■ Assignment
Lines containing "name" should be pulled from the material below.

■ Data provided
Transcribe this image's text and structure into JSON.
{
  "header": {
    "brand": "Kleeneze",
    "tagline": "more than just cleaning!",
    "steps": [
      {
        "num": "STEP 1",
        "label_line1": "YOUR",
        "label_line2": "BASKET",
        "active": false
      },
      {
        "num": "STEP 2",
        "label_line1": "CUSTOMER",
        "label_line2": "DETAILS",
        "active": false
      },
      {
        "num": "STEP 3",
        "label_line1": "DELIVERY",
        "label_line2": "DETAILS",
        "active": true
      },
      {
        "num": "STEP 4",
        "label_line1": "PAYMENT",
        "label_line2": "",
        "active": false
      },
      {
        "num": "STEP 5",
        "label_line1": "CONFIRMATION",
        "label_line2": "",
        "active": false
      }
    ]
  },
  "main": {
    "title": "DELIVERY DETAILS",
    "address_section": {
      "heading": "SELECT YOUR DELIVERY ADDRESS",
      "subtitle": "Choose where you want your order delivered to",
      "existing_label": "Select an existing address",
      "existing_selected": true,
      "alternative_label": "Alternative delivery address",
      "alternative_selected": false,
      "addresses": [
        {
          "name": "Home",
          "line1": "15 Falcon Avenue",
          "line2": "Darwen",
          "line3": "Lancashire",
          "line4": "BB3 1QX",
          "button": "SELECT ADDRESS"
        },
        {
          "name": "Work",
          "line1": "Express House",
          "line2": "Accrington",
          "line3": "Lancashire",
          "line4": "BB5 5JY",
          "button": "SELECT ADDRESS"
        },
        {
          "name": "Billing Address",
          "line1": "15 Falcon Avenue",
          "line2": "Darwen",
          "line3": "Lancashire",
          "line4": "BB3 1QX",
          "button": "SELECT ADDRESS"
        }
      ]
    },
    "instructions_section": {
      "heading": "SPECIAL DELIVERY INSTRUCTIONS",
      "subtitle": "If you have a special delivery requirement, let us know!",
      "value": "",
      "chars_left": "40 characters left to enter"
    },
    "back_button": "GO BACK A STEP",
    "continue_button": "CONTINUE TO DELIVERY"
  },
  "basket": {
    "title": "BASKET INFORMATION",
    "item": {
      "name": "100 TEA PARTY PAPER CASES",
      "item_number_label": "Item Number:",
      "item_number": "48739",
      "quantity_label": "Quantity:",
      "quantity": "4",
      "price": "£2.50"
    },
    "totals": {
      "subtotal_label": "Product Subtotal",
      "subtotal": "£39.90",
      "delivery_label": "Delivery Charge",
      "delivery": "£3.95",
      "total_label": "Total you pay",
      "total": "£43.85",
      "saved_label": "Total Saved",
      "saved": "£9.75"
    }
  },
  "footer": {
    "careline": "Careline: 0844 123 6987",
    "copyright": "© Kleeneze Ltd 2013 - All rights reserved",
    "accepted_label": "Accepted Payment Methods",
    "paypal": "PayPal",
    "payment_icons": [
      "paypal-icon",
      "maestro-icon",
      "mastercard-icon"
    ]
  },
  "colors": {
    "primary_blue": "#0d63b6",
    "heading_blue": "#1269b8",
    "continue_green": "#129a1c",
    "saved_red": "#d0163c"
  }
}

■ Solution to the problem
          "name": "Home",
          "name": "Work",
          "name": "Billing Address",
      "name": "100 TEA PARTY PAPER CASES",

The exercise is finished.